» Instructions for the task: What is needed is an exact printout of all the data.

(Website and app data records)
************

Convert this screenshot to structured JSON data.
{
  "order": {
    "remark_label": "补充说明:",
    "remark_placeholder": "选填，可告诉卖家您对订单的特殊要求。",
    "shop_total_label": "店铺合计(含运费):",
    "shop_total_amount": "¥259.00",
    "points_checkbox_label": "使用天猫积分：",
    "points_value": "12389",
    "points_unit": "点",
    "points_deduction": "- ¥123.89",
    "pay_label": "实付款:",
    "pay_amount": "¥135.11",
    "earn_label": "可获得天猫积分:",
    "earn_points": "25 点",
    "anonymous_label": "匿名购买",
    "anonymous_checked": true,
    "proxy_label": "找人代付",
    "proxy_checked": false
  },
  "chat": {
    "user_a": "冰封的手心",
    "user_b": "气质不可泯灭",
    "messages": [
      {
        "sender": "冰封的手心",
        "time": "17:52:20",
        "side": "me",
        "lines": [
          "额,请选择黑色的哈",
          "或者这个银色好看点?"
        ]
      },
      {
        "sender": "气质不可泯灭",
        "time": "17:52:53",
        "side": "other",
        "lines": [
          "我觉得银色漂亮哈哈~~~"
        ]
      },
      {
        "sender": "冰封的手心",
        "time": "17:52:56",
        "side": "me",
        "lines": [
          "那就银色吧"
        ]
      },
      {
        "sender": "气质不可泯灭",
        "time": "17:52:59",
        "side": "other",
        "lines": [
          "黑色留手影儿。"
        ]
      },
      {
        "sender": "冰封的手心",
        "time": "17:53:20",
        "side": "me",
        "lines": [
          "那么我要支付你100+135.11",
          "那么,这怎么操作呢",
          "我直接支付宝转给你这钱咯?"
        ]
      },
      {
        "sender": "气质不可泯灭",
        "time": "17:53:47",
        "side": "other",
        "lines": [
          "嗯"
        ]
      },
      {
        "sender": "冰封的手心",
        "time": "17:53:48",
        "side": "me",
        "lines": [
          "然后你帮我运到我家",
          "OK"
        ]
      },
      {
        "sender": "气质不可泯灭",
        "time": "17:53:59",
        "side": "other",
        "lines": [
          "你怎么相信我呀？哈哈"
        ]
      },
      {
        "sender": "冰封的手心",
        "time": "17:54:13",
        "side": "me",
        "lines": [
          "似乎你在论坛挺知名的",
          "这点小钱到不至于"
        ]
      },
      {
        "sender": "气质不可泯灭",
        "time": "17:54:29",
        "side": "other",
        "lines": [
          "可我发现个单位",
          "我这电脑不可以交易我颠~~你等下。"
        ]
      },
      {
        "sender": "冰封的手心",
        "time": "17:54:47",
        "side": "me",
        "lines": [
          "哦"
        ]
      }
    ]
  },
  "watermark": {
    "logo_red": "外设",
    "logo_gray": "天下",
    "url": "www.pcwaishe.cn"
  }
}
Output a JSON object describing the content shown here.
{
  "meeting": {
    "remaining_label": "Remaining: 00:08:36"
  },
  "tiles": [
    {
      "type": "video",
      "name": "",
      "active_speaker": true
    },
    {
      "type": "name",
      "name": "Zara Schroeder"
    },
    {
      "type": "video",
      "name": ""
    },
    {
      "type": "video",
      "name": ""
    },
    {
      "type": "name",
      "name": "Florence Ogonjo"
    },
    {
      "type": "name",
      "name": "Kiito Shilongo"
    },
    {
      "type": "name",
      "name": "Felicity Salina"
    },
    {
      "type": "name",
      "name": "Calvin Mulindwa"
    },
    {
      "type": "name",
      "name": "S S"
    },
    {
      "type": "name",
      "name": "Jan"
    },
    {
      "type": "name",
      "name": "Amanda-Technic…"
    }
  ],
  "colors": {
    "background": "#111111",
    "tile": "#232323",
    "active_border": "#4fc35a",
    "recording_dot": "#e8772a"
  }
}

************

» Answer to this exercise:
Convert this screenshot to structured JSON data.
{
  "order": {
    "remark_label": "补充说明:",
    "remark_placeholder": "选填，可告诉卖家您对订单的特殊要求。",
    "shop_total_label": "店铺合计(含运费):",
    "shop_total_amount": "¥259.00",
    "points_checkbox_label": "使用天猫积分：",
    "points_value": "12389",
    "points_unit": "点",
    "points_deduction": "- ¥123.89",
    "pay_label": "实付款:",
    "pay_amount": "¥135.11",
    "earn_label": "可获得天猫积分:",
    "earn_points": "25 点",
    "anonymous_label": "匿名购买",
    "anonymous_checked": true,
    "proxy_label": "找人代付",
    "proxy_checked": false
  },
  "chat": {
    "user_a": "冰封的手心",
    "user_b": "气质不可泯灭",
    "messages": [
      {
        "sender": "冰封的手心",
        "time": "17:52:20",
        "side": "me",
        "lines": [
          "额,请选择黑色的哈",
          "或者这个银色好看点?"
        ]
      },
      {
        "sender": "气质不可泯灭",
        "time": "17:52:53",
        "side": "other",
        "lines": [
          "我觉得银色漂亮哈哈~~~"
        ]
      },
      {
        "sender": "冰封的手心",
        "time": "17:52:56",
        "side": "me",
        "lines": [
          "那就银色吧"
        ]
      },
      {
        "sender": "气质不可泯灭",
        "time": "17:52:59",
        "side": "other",
        "lines": [
          "黑色留手影儿。"
        ]
      },
      {
        "sender": "冰封的手心",
        "time": "17:53:20",
        "side": "me",
        "lines": [
          "那么我要支付你100+135.11",
          "那么,这怎么操作呢",
          "我直接支付宝转给你这钱咯?"
        ]
      },
      {
        "sender": "气质不可泯灭",
        "time": "17:53:47",
        "side": "other",
        "lines": [
          "嗯"
        ]
      },
      {
        "sender": "冰封的手心",
        "time": "17:53:48",
        "side": "me",
        "lines": [
          "然后你帮我运到我家",
          "OK"
        ]
      },
      {
        "sender": "气质不可泯灭",
        "time": "17:53:59",
        "side": "other",
        "lines": [
          "你怎么相信我呀？哈哈"
        ]
      },
      {
        "sender": "冰封的手心",
        "time": "17:54:13",
        "side": "me",
        "lines": [
          "似乎你在论坛挺知名的",
          "这点小钱到不至于"
        ]
      },
      {
        "sender": "气质不可泯灭",
        "time": "17:54:29",
        "side": "other",
        "lines": [
          "可我发现个单位",
          "我这电脑不可以交易我颠~~你等下。"
        ]
      },
      {
        "sender": "冰封的手心",
        "time": "17:54:47",
        "side": "me",
        "lines": [
          "哦"
        ]
      }
    ]
  },
  "watermark": {
    "logo_red": "外设",
    "logo_gray": "天下",
    "url": "www.pcwaishe.cn"
  }
}
Output a JSON object describing the content shown here.
{
  "meeting": {
    "remaining_label": "Remaining: 00:08:36"
  },
  "tiles": [
    {
      "type": "video",
      "name": "",
      "active_speaker": true
    },
    {
      "type": "name",
      "name": "Zara Schroeder"
    },
    {
      "type": "video",
      "name": ""
    },
    {
      "type": "video",
      "name": ""
    },
    {
      "type": "name",
      "name": "Florence Ogonjo"
    },
    {
      "type": "name",
      "name": "Kiito Shilongo"
    },
    {
      "type": "name",
      "name": "Felicity Salina"
    },
    {
      "type": "name",
      "name": "Calvin Mulindwa"
    },
    {
      "type": "name",
      "name": "S S"
    },
    {
      "type": "name",
      "name": "Jan"
    },
    {
      "type": "name",
      "name": "Amanda-Technic…"
    }
  ],
  "colors": {
    "background": "#111111",
    "tile": "#232323",
    "active_border": "#4fc35a",
    "recording_dot": "#e8772a"
  }
}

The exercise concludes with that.